Texas’s impeached attorney general acquitted by fellow Republicans

Photo of author

By usawebstories

After a dramatic impeachment trial that lasted more than a week, Ken Paxton, the ultraconservative Texas attorney general, has been acquitted and will be able to resume his work in elected office.

Paxton, who faced 16 articles of impeachment against him in this trial – involving bribery, dereliction of duty and disregard for official duty – and four more separately, avoided becoming Texas’s highest-ranking elected official to be removed from state office. He quickly issued a statement boasting that, in his case, “the truth prevailed”.

Texas liberals condemned the acquittal as the result of partisan politics.

The only two successful impeachments of Texas state officials were governor James “Pa” Ferguson in 1917 and a district judge in 1975.

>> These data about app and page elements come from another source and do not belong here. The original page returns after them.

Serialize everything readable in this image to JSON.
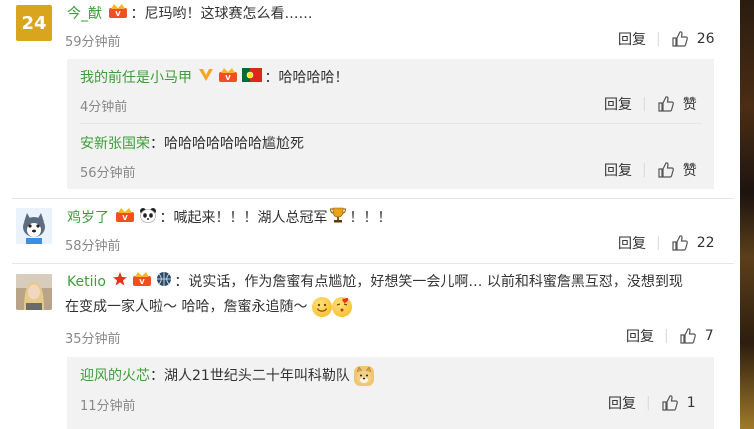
{
  "comments": [
    {
      "avatar_text": "24",
      "user": "今_猷",
      "text": "：尼玛哟！这球赛怎么看……",
      "time": "59分钟前",
      "reply_label": "回复",
      "likes": "26",
      "replies": [
        {
          "user": "我的前任是小马甲",
          "text": "：哈哈哈哈！",
          "time": "4分钟前",
          "reply_label": "回复",
          "likes": "赞"
        },
        {
          "user": "安新张国荣",
          "text": "：哈哈哈哈哈哈哈尴尬死",
          "time": "56分钟前",
          "reply_label": "回复",
          "likes": "赞"
        }
      ]
    },
    {
      "user": "鸡岁了",
      "text_a": "：喊起来！！！湖人总冠军",
      "text_b": "！！！",
      "time": "58分钟前",
      "reply_label": "回复",
      "likes": "22"
    },
    {
      "user": "Ketiio",
      "text_line1": "：说实话，作为詹蜜有点尴尬，好想笑一会儿啊… 以前和科蜜詹黑互怼，没想到现",
      "text_line2": "在变成一家人啦～  哈哈，詹蜜永追随～",
      "time": "35分钟前",
      "reply_label": "回复",
      "likes": "7",
      "replies": [
        {
          "user": "迎风的火芯",
          "text": "：湖人21世纪头二十年叫科勒队",
          "time": "11分钟前",
          "reply_label": "回复",
          "likes": "1"
        }
      ]
    }
  ],
  "icons": {
    "thumb": "thumbs-up-icon",
    "vip": "vip-crown-icon",
    "verified": "verified-v-icon",
    "flag": "portugal-flag-icon",
    "panda": "panda-icon",
    "trophy": "trophy-icon",
    "ball": "basketball-icon",
    "star": "red-star-icon",
    "smile": "smile-emoji-icon",
    "kiss": "kiss-emoji-icon",
    "doge": "doge-icon"
  },
  "colors": {
    "username": "#3c9e3a",
    "reply_bg": "#f2f2f2",
    "time": "#888888",
    "vip": "#f04e23"
  }
}
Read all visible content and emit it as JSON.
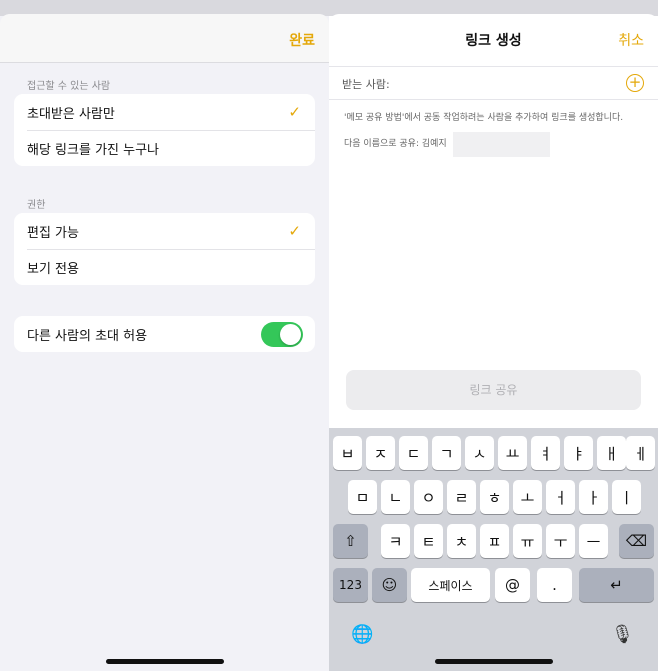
{
  "left_panel": {
    "done_label": "완료",
    "access_section_label": "접근할 수 있는 사람",
    "access_options": [
      "초대받은 사람만",
      "해당 링크를 가진 누구나"
    ],
    "permission_section_label": "권한",
    "permission_options": [
      "편집 가능",
      "보기 전용"
    ],
    "allow_invite_label": "다른 사람의 초대 허용",
    "allow_invite_enabled": true,
    "checkmark_glyph": "✓"
  },
  "right_panel": {
    "title": "링크 생성",
    "cancel_label": "취소",
    "recipients_label": "받는 사람:",
    "info_text": "'메모 공유 방법'에서 공동 작업하려는 사람을 추가하여 링크를 생성합니다.",
    "share_as_label": "다음 이름으로 공유: 김예지",
    "share_link_button": "링크 공유"
  },
  "keyboard": {
    "row1": [
      "ㅂ",
      "ㅈ",
      "ㄷ",
      "ㄱ",
      "ㅅ",
      "ㅛ",
      "ㅕ",
      "ㅑ",
      "ㅐ",
      "ㅔ"
    ],
    "row2": [
      "ㅁ",
      "ㄴ",
      "ㅇ",
      "ㄹ",
      "ㅎ",
      "ㅗ",
      "ㅓ",
      "ㅏ",
      "ㅣ"
    ],
    "row3": [
      "ㅋ",
      "ㅌ",
      "ㅊ",
      "ㅍ",
      "ㅠ",
      "ㅜ",
      "ㅡ"
    ],
    "numbers_key": "123",
    "space_key": "스페이스",
    "at_key": "@",
    "period_key": ".",
    "shift_glyph": "⇧",
    "delete_glyph": "⌫",
    "emoji_glyph": "☺",
    "return_glyph": "↵",
    "globe_glyph": "🌐",
    "mic_glyph": "🎙"
  },
  "colors": {
    "accent": "#e4a80a",
    "toggle_on": "#34c759",
    "grouped_background": "#f2f2f7",
    "keyboard_background": "#d1d3d9"
  }
}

During Saturday’s senate voting session, which required 21 votes to convict Paxton on any one article, the majority of senators voted along party lines to acquit. Republicans currently dominate the chamber with a 19-12 majority.

Most of the impeachment articles saw votes of 14 yays and 16 nays. Article 3, which concerned the abuse of the open records process, saw the widest disparity in votes, with two yays and 28 nays.

Paxton himself was not present in the chamber during the votes.

Paxton’s trial saw testimonies from former employees of the attorney general’s office who blew the whistle on their boss’s questionable conduct to the FBI and Nate Paul, a wealthy Republican campaign donor and Austin real estate developer with whom Paxton exchanged favors, such as asking Paul to employ his former girlfriend. Paxton’s former girlfriend, however, did not testify.

In closing arguments on Friday, Andrew Murr, the Republican state representative and house impeachment manager chair, said: “He may claim to be one of us. But unlike the public servants here today, he has no regard for the principles of honor and integrity.”

After pleading not guilty, Paxton was absent for nearly the entire trial – a fact that frustrated his prosecutors. However, Angela Paxton, his wife and a state senator, was present for the trial and was included in the total number of senators. Due to her conflict of interest, she was not allowed to vote.

Angela Paxton, wife of Ken Paxton, arrives in the senate chamber at the Texas capitol on 15 September 2023, in Austin, Texas. Photograph: Eric Gay/AP

Paxton’s tenure as attorney general has been plagued with controversies from the beginning. In 2014, before he was elected, he was fined by the Texas state securities board for violating financial laws. And the scandals snowballed from there.

Paxton’s former employers reported him to federal authorities for abusing his power by accepting bribes in the form of donations from Paul. Paxton tried to use state funds to pay the nearly $3m legal settlement to these whistleblowers, but did not get the state legislature approval required. His attempt, however, was noted.

At one point during Saturday’s voting session, Blake Brickman – the former deputy attorney general for policy strategy and one of the whistleblowers who reported Paxton to federal authorities – walked out of the chamber, KXAN’s Monica Madden reported.

Paxton was formally impeached in May and immediately suspended from his duties as attorney general.

In language that seemed to mirror that of Republican ally and former president Trump, Paxton’s defense attorneys described the impeachment as a political witch-hunt. But unlike with Trump, it was largely other Republicans who turned on Paxton.

skip past newsletter promotion

A far-right figure in Texas, Paxton is the architect of some of the most severe voting restrictions imposed on the state and favors statewide bans on reproductive choice and gender-affirming care.

In response to his acquittal, Paxton fired off a statement saying that the “truth prevailed”.

“The truth could not be buried by mudslinging politicians or their powerful benefactors,” Paxton’s statement said, in part. He also said he would grant an interview next week to Tucker Carlson – the fired Fox News host who now broadcasts on the social media platform X, formerly known as Twitter – so as to “address the nation and Texas”.

Meanwhile, the governor of Texas, Greg Abbott, said: “The jury has spoken. Attorney General Ken Paxton received a fair trial as required by the Texas constitution.”

The state’s Republican party echoed similar sentiments, saying in a statement that those who impeached Paxton “should be embarrassed for putting Texas through the time and expense of this political sham”.

On the contrary, the Texas Democratic caucus criticized Paxton’s acquittal, saying that the state senate’s “inability to see through the fog of politics does not change the facts”.

“The office of attorney general is not serving the 30 million people of Texas, it is serving one man: Ken Paxton,” the Democratic caucus’s statement said.

The former Democratic presidential candidate and ex-US House representative Beto O’Rourke of Texas also criticized the decision, accusing the state’s Republicans of thinking “corruption and authoritarianism can win out”.

“It’s on us to prove them wrong,” he said.

Source link